If you’d like to stretch your legs on a fine spring day, head up to Fairmount Park, which begins at the Art Museum. Behind the Art Museum you’ll find gardens, sculpture, and a path along the scenic Schuylkill River along Boathouse Row. If you want to see an old wonder of America, stop into the free Fairmount Water Works Interpretive Center. In early 18th century America this engineering marvel was a top travel destination in the US, second only to Niagara Falls.
Old City is the section of Philadelphia close to the Delaware River, between Vine Street and South Street. CONDUIT is located 20 blocks west of Old City, so if you’re staying near the conference but want to explore the Colonial parts of Philadelphia, be prepared for a nice walk, or take an Uber. Old City is filled with what most people expect to see in Philadelphia:
- Independence Hall: Free to tour and get your free, timed tickets first thing in the morning at the visitors center across the street (6th and Chestnut).
- Liberty Bell: Free to see and has a great photo shot of Independence Hall behind it.
- Betsy Ross House: 2nd and Arch, where our flag may have been born. Separate entrance fee.
- Museum of the American Revolution: New museum at 3rd and Walnut.
- Carpenters Hall: where the founding fathers first met.
- City Tavern: a reconstruction of the founding father’s favorite place to relax. Features authentic recipes from Martha Washington, as well as Thomas Jefferson and Ben Franklin’s own ale recipes. At 2nd and Walnut.
- Washington Square: In colonial times, this was a Potters Field.
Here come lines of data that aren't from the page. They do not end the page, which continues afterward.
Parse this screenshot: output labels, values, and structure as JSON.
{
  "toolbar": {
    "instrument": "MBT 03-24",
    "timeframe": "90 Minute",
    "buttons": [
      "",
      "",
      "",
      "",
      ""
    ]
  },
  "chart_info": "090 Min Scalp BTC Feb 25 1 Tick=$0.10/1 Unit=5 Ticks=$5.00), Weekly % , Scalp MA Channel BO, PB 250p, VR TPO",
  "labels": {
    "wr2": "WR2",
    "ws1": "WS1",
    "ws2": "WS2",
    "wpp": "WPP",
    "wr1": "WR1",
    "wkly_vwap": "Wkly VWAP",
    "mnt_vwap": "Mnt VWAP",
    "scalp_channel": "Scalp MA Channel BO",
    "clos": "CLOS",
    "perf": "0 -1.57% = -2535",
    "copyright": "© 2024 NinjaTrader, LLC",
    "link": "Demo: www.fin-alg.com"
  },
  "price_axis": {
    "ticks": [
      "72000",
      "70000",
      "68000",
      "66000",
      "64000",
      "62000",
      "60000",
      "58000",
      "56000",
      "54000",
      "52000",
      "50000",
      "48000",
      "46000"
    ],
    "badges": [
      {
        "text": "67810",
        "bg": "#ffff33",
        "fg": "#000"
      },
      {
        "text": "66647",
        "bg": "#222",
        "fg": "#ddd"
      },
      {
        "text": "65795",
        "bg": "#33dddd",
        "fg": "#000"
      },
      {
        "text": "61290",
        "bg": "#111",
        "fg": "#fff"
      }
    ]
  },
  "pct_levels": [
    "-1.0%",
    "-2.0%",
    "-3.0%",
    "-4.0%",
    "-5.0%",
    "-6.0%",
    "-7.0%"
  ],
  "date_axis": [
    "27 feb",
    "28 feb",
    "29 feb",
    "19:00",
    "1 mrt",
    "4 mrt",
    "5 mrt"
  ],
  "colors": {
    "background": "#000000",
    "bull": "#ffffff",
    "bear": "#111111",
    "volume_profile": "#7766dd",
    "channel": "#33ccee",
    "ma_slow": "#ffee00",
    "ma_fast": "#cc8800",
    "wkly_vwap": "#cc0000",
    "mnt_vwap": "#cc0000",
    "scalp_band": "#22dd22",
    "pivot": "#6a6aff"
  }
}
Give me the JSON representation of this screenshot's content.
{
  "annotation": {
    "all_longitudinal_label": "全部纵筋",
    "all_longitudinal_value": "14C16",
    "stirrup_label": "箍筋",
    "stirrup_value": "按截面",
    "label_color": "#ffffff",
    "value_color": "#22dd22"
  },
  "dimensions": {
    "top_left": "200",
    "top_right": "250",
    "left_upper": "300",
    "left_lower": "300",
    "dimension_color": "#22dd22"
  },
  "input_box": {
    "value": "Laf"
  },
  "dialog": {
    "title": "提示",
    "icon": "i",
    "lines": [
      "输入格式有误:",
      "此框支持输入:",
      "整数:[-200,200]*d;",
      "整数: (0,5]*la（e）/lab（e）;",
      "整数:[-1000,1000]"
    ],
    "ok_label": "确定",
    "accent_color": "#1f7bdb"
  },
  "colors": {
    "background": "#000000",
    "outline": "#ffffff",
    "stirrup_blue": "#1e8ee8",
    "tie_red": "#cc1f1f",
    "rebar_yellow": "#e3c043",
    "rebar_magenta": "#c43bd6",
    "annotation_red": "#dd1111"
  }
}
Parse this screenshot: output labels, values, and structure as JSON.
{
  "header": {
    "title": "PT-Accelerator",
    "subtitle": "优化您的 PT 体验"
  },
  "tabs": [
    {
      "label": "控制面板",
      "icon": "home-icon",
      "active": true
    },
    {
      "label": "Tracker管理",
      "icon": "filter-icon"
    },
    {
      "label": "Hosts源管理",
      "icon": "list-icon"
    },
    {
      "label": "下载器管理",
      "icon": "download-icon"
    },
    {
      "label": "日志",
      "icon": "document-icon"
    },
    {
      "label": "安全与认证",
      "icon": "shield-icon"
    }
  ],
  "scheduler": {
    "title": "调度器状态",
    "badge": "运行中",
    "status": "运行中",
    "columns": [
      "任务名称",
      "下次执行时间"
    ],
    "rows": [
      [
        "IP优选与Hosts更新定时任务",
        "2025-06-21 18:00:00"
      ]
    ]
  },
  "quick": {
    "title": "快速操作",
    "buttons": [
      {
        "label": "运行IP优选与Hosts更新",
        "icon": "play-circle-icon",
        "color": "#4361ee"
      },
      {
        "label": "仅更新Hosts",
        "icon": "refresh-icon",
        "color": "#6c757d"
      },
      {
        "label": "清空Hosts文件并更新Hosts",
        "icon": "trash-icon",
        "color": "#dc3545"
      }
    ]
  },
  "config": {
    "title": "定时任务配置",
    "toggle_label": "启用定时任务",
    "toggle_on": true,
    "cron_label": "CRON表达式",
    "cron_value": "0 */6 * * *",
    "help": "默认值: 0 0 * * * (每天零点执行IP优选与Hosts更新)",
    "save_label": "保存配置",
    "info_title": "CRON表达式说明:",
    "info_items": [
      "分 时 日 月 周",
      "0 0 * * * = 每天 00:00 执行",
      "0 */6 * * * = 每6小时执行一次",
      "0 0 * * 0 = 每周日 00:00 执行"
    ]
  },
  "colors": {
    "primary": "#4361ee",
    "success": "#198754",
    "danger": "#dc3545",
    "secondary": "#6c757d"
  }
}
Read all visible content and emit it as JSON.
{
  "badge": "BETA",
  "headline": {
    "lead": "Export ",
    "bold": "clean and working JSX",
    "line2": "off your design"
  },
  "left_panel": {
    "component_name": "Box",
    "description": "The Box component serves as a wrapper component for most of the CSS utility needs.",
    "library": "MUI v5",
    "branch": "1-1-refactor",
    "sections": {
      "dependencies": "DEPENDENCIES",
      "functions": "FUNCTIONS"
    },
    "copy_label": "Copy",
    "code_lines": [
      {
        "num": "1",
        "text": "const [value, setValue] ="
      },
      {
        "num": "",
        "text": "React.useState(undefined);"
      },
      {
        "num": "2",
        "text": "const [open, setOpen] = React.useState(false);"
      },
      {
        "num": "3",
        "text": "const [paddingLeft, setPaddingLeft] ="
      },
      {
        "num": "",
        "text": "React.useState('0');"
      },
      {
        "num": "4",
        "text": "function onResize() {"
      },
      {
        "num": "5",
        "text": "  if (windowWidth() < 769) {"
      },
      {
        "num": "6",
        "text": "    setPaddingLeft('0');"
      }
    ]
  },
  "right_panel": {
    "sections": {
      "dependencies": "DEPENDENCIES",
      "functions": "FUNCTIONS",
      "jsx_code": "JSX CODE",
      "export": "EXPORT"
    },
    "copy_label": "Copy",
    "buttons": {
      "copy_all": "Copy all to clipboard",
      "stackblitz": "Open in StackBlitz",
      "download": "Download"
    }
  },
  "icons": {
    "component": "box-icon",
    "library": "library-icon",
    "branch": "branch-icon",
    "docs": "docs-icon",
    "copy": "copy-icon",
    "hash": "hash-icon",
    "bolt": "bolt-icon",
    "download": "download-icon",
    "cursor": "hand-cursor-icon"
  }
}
Nearby was one a prison, which was the site of the first hot air balloon in the US.
- Franklin Square: At 6th and Race, features miniature golf, a carousel, and gardens.
- The Franklin Fountain: 2nd and Market, an old time ice cream parlor with the oldest soda fountain in America.
- Shane Confectionery: Front and Market. Go in the back and try the exotic colonial hot chocolates.
- The Constitution Center: A surprisingly interesting museum about how our government works.
- The US Mint: just a few blocks above Independence Hall. You can see lots of coins being made.
- Christ Church: worshiping place for many founding fathers. 2nd and Market.
Center City is the downtown area of Philadelphia. Technically everything I’ve talked about so far is in Center City. I’m using this name for the area around City Hall.
- City Hall: The tallest non-steel structure in the world. Tours are available and you can go to the top and look out underneath William Penn’s feet. Located at the center of the city, at Broad and Market.
- Reading Terminal Market: the original supermarket for Philadelphia. Get a cheese steak or maybe some pastries at Termini Bros. Or just grab a live lobster.
- The Wanamaker Building: Now a Macy’s, this building holds the world’s largest pipe organ with free daily concerts. Victorian shopping splendor at its finest. Worth a walk through. SE corner of City Hall. Try and find the star marking the spot where Pres. Taft stood for the dedication of the Grand Court, near the brass eagle.
- Academy of Music and Kimmel Center: The center for fine musical arts in Philadelphia. South Broad Street at Locust. Home to the Philadelphia Orchestra and Philly Pops.
- Chinatown: On Race and Arch between 10th-6th, explore exciting shops and restaurants.
Outside of those categories you may enjoy seeing Rittenhouse Square, home to many a fine restaurant. Or the University of Pennsylvania Museum of Anthropology and Archaeology, home to many a fine mummy. The Philadelphia Zoo is the nation’s oldest, and is located along the Schuylkill, on Girard Avenue.